Van Ness Avenue Bus Rapid Transit | Planning and Environmental Studies

The Transportation Authority led the Van Ness Avenue Bus Rapid Transit Project, in partnership with the SFMTA and the Federal Transit Administration (FTA) through the completion of environmental review, marked by the issuance of a Record of Decision (ROD) by FTA on December 20, 2013. Issuance of the ROD signified completion of numerous efforts and approvals, including a feasibility study, a combined Environmental Impact Report/Environmental Impact Statement (EIS/EIR), and significant outreach.


The Addendum to the Final Environmental Impact Report, approved on March 4, 2016, reflects changes made to the project during final design. 

Federal Transit ADministration Record of Decision

On December 20, 2013 the Federal Transit Administration issued a Record of Decision (ROD) for the Van Ness Avenue Bus Rapid Transit (BRT) Project, determining that the requirements of the National Environmental Policy Act (NEPA) have been met through the Final Environmental Impact Statement (EIS) document and process. Issuance of the ROD allows the use of federal funding for final design and construction of the project.


The Final EIS/EIR responds to comments received on the Draft EIS/EIR and identifies the locally preferred alternative (LPA). The LPA was selected for inclusion in the Final EIS/EIR by the Transportation Authority and San Francisco Municipal Transportation Agency (SFMTA) boards in May and June of 2012. A center-running alternative with limited left turns (see LPA section below), which is a refinement of the two center running alternatives considered in the Draft EIS/EIR, was chosen based on technical analyses in the Draft EIS/EIR, as well as agency, stakeholder and public input.


Volume I

Volume II



After incorporating significant analysis and public feedback on the Draft EIS/EIR, the Transportation Authority and SFMTA Boards approved a Locally Preferred Alternative (LPA) for the Van Ness corridor in May and June of 2012. The LPA represents a hybrid approach to implementation that borrows from some of the most compelling features of the various design alternatives that were analyzed in the Draft EIS/EIR. Under the LPA, BRT lanes would flank the center median except at stations where the BRT vehicles would transition to the center of the roadway and be protected by right side boarding platforms. The LPA retains the high performance features of Build Alternatives 3 and 4 (e.g, faster, more reliable performance) while avoiding the need to acquire left-right door vehicles or rebuild the entire median. The LPA also eliminates all left turns from Van Ness Avenue between Mission and Lombard streets with the exception of a southbound (two lane) left turn at Broadway in order to gain the most transit time benefits. The LPA will bring meaningful travel time savings to this heavily travelled corridor as well as improve the overall travel experience.
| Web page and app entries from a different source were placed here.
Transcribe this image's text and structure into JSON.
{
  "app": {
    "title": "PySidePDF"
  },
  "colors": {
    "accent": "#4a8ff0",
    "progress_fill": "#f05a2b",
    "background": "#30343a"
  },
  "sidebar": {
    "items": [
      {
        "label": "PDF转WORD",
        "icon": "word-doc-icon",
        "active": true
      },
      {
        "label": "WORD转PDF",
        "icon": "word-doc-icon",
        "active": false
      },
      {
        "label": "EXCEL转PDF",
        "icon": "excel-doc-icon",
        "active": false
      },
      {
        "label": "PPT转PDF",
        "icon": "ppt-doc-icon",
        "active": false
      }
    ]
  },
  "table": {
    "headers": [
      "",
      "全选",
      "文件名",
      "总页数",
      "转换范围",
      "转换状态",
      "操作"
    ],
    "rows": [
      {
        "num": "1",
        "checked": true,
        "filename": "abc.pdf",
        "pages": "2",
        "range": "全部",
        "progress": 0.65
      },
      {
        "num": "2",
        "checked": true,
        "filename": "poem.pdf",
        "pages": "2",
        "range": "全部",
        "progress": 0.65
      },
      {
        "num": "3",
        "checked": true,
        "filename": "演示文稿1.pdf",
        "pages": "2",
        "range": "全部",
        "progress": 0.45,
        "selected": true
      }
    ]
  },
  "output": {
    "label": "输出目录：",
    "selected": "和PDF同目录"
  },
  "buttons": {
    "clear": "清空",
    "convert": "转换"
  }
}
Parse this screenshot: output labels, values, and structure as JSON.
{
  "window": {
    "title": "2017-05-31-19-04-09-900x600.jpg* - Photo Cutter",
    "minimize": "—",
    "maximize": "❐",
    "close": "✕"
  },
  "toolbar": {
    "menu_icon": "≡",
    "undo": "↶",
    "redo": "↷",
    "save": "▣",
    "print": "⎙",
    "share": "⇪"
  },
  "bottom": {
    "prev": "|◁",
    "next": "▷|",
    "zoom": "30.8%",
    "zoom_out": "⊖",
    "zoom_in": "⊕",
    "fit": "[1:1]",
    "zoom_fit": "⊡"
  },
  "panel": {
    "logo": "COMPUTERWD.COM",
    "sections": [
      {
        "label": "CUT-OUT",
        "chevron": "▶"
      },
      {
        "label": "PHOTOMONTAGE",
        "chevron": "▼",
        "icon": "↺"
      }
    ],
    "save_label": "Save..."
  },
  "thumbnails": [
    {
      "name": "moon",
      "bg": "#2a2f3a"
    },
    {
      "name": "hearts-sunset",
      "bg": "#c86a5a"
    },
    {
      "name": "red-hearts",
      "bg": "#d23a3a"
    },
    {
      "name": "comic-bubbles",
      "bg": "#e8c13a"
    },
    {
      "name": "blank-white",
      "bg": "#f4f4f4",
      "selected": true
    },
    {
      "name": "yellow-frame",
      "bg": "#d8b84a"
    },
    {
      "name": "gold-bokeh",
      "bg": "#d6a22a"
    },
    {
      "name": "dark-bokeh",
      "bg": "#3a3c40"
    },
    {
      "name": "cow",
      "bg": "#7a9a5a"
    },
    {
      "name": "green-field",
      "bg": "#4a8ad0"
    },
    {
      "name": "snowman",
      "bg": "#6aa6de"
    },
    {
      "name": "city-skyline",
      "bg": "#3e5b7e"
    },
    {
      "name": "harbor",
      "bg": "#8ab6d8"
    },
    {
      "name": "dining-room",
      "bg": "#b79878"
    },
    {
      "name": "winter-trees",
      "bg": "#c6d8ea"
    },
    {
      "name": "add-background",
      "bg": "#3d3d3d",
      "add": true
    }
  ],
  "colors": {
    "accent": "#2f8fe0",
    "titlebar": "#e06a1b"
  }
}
PUBLIC OUTREACH and Citizens Advisory Committee

In anticipation of the LPA’s consideration before the SFMTA and Transportation Authority Boards, staff conducted significant outreach to various community groups as well as agency and other public stakeholders to educate the public on the LPA get feedback on its design and development. This is in addition to outreach conducted as part of the public circulation of the Draft EIS/EIR. Using that feedback, the Transportation Authority refined the LPA and analyzed any potential environmental effects, documenting those in the Final EIS/EIR.

Throughout the Environmental Clearance process, the Transportation Authority convened a Citizens Advisory Committee (VN CAC) to advise on the project. See the records of the CAC meetings. Now with the transition into the design phase, SFMTA has convened a new CAC to guide decisions related to the design, construction, and implementation of the BRT. See the SFMTA project website for more information.


See information about, and download, the November 2011 Draft EIS/EIR.


The Van Ness BRT Feasibility Study, adopted by the Transportation Authority and MTA Boards in December 2006, found that BRT on Van Ness would have significant transit benefits and relatively little negative impact.